Given data Block Start
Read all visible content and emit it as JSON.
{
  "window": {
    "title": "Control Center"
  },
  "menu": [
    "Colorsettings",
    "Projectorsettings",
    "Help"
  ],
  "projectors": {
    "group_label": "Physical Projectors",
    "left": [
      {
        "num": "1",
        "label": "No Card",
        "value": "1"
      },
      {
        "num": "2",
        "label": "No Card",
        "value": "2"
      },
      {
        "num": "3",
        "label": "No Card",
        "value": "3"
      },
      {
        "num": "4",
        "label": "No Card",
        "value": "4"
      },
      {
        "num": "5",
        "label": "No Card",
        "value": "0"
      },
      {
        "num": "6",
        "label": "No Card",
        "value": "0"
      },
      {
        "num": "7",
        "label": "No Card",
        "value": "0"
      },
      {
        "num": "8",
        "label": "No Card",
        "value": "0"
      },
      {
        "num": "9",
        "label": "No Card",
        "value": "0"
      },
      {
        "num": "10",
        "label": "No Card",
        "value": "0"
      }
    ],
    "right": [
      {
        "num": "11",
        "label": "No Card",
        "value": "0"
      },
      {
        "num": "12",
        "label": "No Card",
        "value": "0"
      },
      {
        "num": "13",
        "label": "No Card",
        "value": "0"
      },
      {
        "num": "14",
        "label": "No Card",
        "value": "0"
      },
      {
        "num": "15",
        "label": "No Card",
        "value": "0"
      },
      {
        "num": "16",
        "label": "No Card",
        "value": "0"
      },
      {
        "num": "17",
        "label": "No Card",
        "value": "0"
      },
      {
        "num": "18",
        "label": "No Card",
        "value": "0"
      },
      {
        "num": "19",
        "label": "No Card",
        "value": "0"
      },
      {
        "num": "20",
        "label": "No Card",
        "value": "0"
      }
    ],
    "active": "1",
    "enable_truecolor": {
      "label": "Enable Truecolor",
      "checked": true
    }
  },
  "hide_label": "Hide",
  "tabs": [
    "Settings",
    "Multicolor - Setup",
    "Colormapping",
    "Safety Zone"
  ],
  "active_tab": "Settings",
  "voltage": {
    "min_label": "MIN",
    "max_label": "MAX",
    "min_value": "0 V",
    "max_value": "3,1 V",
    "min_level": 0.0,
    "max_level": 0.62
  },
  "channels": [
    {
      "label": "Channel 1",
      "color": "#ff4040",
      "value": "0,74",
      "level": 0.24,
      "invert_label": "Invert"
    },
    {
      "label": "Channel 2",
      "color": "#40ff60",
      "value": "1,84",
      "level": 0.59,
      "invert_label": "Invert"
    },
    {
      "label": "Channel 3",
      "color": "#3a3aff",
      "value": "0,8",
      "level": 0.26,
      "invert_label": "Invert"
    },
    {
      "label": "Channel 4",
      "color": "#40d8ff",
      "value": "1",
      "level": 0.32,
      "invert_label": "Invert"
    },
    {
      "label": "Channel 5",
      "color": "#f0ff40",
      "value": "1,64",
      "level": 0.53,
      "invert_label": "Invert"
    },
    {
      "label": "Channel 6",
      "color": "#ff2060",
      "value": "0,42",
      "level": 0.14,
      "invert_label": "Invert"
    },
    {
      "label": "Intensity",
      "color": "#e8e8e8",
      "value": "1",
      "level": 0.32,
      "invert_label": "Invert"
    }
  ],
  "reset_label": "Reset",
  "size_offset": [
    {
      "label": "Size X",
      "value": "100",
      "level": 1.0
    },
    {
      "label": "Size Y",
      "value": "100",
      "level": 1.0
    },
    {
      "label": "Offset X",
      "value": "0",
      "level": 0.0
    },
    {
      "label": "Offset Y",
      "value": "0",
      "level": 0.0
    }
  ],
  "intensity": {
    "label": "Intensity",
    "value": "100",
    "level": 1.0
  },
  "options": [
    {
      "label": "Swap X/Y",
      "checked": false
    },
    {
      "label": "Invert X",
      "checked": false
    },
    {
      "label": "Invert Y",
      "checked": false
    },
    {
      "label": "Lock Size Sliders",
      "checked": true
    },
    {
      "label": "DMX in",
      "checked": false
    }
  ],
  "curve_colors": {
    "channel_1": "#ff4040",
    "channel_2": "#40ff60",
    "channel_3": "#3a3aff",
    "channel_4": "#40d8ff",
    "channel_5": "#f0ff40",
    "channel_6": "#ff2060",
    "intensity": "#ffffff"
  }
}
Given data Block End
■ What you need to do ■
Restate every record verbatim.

■ Solution below ■
Read all visible content and emit it as JSON.
{
  "window": {
    "title": "Control Center"
  },
  "menu": [
    "Colorsettings",
    "Projectorsettings",
    "Help"
  ],
  "projectors": {
    "group_label": "Physical Projectors",
    "left": [
      {
        "num": "1",
        "label": "No Card",
        "value": "1"
      },
      {
        "num": "2",
        "label": "No Card",
        "value": "2"
      },
      {
        "num": "3",
        "label": "No Card",
        "value": "3"
      },
      {
        "num": "4",
        "label": "No Card",
        "value": "4"
      },
      {
        "num": "5",
        "label": "No Card",
        "value": "0"
      },
      {
        "num": "6",
        "label": "No Card",
        "value": "0"
      },
      {
        "num": "7",
        "label": "No Card",
        "value": "0"
      },
      {
        "num": "8",
        "label": "No Card",
        "value": "0"
      },
      {
        "num": "9",
        "label": "No Card",
        "value": "0"
      },
      {
        "num": "10",
        "label": "No Card",
        "value": "0"
      }
    ],
    "right": [
      {
        "num": "11",
        "label": "No Card",
        "value": "0"
      },
      {
        "num": "12",
        "label": "No Card",
        "value": "0"
      },
      {
        "num": "13",
        "label": "No Card",
        "value": "0"
      },
      {
        "num": "14",
        "label": "No Card",
        "value": "0"
      },
      {
        "num": "15",
        "label": "No Card",
        "value": "0"
      },
      {
        "num": "16",
        "label": "No Card",
        "value": "0"
      },
      {
        "num": "17",
        "label": "No Card",
        "value": "0"
      },
      {
        "num": "18",
        "label": "No Card",
        "value": "0"
      },
      {
        "num": "19",
        "label": "No Card",
        "value": "0"
      },
      {
        "num": "20",
        "label": "No Card",
        "value": "0"
      }
    ],
    "active": "1",
    "enable_truecolor": {
      "label": "Enable Truecolor",
      "checked": true
    }
  },
  "hide_label": "Hide",
  "tabs": [
    "Settings",
    "Multicolor - Setup",
    "Colormapping",
    "Safety Zone"
  ],
  "active_tab": "Settings",
  "voltage": {
    "min_label": "MIN",
    "max_label": "MAX",
    "min_value": "0 V",
    "max_value": "3,1 V",
    "min_level": 0.0,
    "max_level": 0.62
  },
  "channels": [
    {
      "label": "Channel 1",
      "color": "#ff4040",
      "value": "0,74",
      "level": 0.24,
      "invert_label": "Invert"
    },
    {
      "label": "Channel 2",
      "color": "#40ff60",
      "value": "1,84",
      "level": 0.59,
      "invert_label": "Invert"
    },
    {
      "label": "Channel 3",
      "color": "#3a3aff",
      "value": "0,8",
      "level": 0.26,
      "invert_label": "Invert"
    },
    {
      "label": "Channel 4",
      "color": "#40d8ff",
      "value": "1",
      "level": 0.32,
      "invert_label": "Invert"
    },
    {
      "label": "Channel 5",
      "color": "#f0ff40",
      "value": "1,64",
      "level": 0.53,
      "invert_label": "Invert"
    },
    {
      "label": "Channel 6",
      "color": "#ff2060",
      "value": "0,42",
      "level": 0.14,
      "invert_label": "Invert"
    },
    {
      "label": "Intensity",
      "color": "#e8e8e8",
      "value": "1",
      "level": 0.32,
      "invert_label": "Invert"
    }
  ],
  "reset_label": "Reset",
  "size_offset": [
    {
      "label": "Size X",
      "value": "100",
      "level": 1.0
    },
    {
      "label": "Size Y",
      "value": "100",
      "level": 1.0
    },
    {
      "label": "Offset X",
      "value": "0",
      "level": 0.0
    },
    {
      "label": "Offset Y",
      "value": "0",
      "level": 0.0
    }
  ],
  "intensity": {
    "label": "Intensity",
    "value": "100",
    "level": 1.0
  },
  "options": [
    {
      "label": "Swap X/Y",
      "checked": false
    },
    {
      "label": "Invert X",
      "checked": false
    },
    {
      "label": "Invert Y",
      "checked": false
    },
    {
      "label": "Lock Size Sliders",
      "checked": true
    },
    {
      "label": "DMX in",
      "checked": false
    }
  ],
  "curve_colors": {
    "channel_1": "#ff4040",
    "channel_2": "#40ff60",
    "channel_3": "#3a3aff",
    "channel_4": "#40d8ff",
    "channel_5": "#f0ff40",
    "channel_6": "#ff2060",
    "intensity": "#ffffff"
  }
}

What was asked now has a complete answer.